First published by World IP Review Magazine, July 2016.
Sometimes traders obtain branded goods removed from their original packaging. Before sale to consumers, the branded product is repackaged and either the original trademark or other trademarks are put on the new packaging. This is an issue frequently faced by trademark owners in Turkey, and unfortunately court practice has not been established.
Repackaged original products cannot be easily named as counterfeit, and require special attention compared with mere trademark infringement actions, since the counter party has some strong defences, such as parallel imports and exhaustion of trademark rights, to avoid trademark claims.
According to article 61 of the Decree Law No. 556 on the Protection of Trademarks, the following shall be considered infringement:
a) A violation of article 9;
b) The use of the same or confusingly similar trademark without the consent of its proprietor;
c) Where the party was aware or should have been aware that a mark is plagiarised, or sells, distributes, puts to commercial use, imports or keeps in possession goods carrying the infringed trademark for these purposes;
d) The transfer to third parties or expansion of rights acquired by a licensing contract;
e) The participation in, assistance with, or encouragement or facilitation of the acts referred to in subparagraphs (a), (b) and (c); and
f) Abstaining from explaining where and how the product carrying the registered or confusingly similar trademark was obtained when found in possession.
Therefore, article 61 should be considered in connection with article 9, which sets forth that affixing the trademark to the goods or its packaging may be prohibited by the trademark owner. It has been widely accepted that a product with its packaging enjoys trademark protection as a whole. Therefore, removing the product from its original packaging and affixing the trademark on the new packaging is considered infringement.

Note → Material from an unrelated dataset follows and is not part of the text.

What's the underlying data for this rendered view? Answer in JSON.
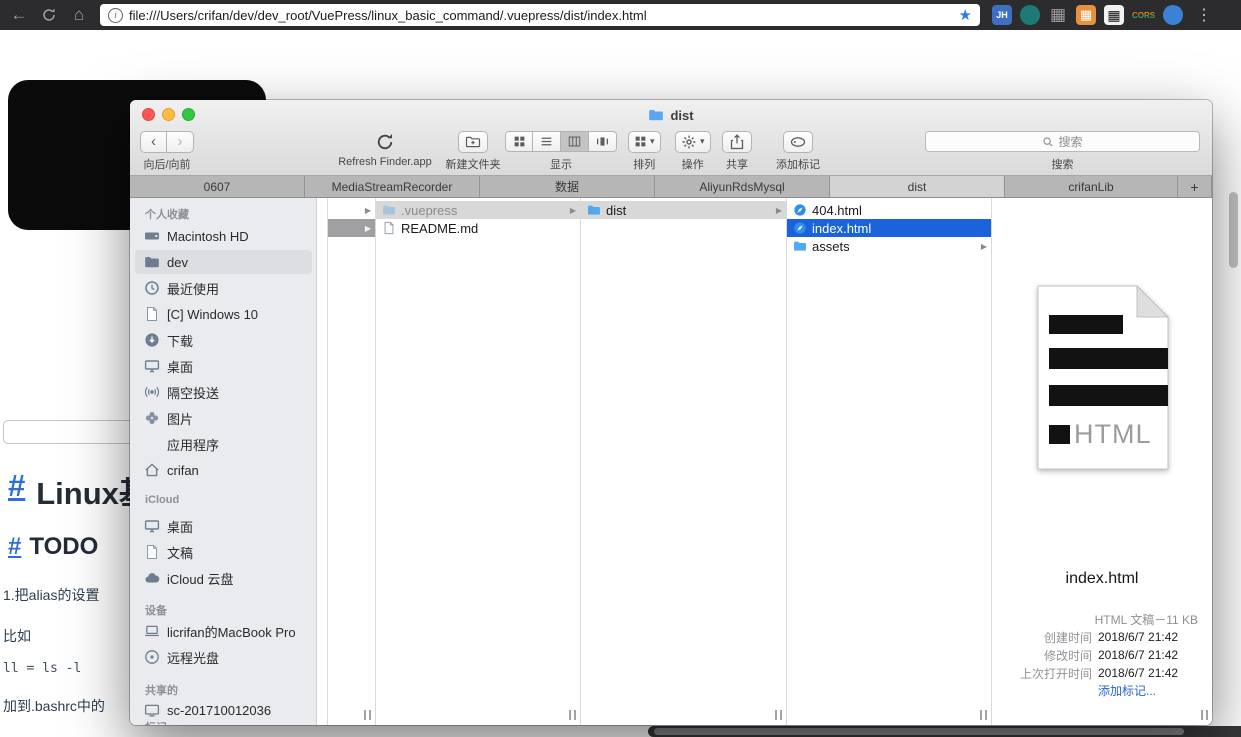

The 11th Civil Chamber of the Court of Appeal upheld in a decision (numbered 2011/11025 E. and 2013/12797 K.) on June 18 the first instance court’s ruling that affixing the trademark to the packaging without the permission of the trademark owner constitutes trademark infringement. It refused the defence of the defendant that the products sold within the counterfeit packaging are original and bought from abroad.
In light of the above, it is clear that the (re)packaging of original products is an act of counterfeiting and constitutes trademark infringement.
Although this is the case, defendants may manipulate judges by using the exhaustion of rights principle, arguing that since the products are original, the trademark owner’s rights have exhausted and therefore the sale of original products cannot be prevented.
In accordance with article 13 of the Trademark Decree Law, it is stated that the acts related to a product bearing a registered trademark shall not constitute infringement where such acts have occurred after the product has been put on the market in Turkey by the proprietor or with its consent. Therefore, in Turkey the national exhaustion principle is accepted.
Accordingly, after the first authorised sale of the marked product in Turkey, the trademark proprietor cannot forbid further sales, exportation from or re-importation to Turkey of these products. The law expressly accepts the national exhaustion principle of “after the product has been put on the market in Turkey”.
Against the defendant’s parallel import arguments, the plaintiff may also bring forward article 13/2 of the Trademark Decree Law, which sets forth an exception to the exhaustion principle. Accordingly, the proprietor has the right, even within the provision of the first paragraph, to oppose further commercialisation of the goods, especially where the condition of the goods is changed or impaired after they have been put on the market.
The reason for this exception derives from a trademark’s function of distinguishing one establishment’s goods and services from another’s. Such a function also guarantees that the quality of goods has not been changed at any step without the trademark owner’s consent.
Repackaging an original product may also be considered as changing the product, so there is an exception to the exhaustion of rights principle. Consequently, the trademark owner is entitled to prevent the repackaging of original goods based on infringement claims by pursuing either criminal or civil actions.